> Record excerpts:
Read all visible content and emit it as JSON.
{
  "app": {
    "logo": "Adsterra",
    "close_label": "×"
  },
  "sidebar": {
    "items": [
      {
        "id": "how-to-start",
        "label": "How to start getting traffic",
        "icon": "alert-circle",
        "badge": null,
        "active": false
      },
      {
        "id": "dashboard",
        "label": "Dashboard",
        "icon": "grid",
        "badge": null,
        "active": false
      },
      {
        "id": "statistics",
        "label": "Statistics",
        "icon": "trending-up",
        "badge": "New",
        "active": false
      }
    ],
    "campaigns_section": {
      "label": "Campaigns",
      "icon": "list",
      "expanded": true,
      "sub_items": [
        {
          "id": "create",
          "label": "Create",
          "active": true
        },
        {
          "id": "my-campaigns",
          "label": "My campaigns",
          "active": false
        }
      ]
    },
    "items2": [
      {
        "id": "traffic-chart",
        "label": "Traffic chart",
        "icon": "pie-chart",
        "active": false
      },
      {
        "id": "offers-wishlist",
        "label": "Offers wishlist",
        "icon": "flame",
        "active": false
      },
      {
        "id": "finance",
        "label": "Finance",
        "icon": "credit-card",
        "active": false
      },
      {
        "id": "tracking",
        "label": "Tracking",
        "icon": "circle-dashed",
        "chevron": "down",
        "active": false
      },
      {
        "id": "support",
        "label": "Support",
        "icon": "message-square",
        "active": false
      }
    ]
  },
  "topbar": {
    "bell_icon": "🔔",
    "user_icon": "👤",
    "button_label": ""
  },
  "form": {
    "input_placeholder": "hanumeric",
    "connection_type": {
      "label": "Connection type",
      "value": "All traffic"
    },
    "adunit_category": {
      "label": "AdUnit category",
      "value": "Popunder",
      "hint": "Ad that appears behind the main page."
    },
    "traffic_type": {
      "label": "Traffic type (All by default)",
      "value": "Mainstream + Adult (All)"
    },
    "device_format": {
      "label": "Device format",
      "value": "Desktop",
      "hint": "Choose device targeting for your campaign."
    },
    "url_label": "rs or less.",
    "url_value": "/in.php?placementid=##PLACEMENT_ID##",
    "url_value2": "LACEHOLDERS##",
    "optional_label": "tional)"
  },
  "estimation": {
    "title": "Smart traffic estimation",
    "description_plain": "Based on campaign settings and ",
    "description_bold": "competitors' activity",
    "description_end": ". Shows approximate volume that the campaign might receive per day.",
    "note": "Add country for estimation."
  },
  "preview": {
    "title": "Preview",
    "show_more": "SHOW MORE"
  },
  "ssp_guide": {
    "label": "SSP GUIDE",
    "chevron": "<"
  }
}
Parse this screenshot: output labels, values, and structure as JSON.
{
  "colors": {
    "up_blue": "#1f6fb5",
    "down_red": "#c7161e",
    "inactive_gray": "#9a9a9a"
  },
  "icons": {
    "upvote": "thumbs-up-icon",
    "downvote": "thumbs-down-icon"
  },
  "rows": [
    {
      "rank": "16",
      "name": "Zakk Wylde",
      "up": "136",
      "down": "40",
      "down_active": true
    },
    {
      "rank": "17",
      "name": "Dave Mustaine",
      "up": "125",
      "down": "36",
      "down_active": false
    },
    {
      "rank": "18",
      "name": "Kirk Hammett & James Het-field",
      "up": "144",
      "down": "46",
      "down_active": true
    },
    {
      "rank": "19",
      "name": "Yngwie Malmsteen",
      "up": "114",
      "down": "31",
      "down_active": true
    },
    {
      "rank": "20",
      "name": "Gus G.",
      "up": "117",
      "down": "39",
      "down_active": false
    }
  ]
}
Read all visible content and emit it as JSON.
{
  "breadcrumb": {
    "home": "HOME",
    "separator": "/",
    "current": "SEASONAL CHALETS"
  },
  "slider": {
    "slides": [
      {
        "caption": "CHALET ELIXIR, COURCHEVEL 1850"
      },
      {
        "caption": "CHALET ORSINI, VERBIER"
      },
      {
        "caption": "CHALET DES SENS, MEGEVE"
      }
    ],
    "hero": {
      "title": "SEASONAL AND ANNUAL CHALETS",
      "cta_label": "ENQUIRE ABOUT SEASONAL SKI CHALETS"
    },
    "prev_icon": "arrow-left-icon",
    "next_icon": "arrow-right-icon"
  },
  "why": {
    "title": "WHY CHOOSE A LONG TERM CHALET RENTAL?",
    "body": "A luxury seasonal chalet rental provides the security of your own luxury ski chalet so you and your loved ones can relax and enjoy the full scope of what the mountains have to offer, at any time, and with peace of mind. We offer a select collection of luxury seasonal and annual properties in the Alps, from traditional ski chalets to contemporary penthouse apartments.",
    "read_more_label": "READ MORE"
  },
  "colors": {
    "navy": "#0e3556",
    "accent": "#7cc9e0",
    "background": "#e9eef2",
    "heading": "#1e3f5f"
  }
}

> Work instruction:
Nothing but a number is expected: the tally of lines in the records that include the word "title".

> Exercise output:
4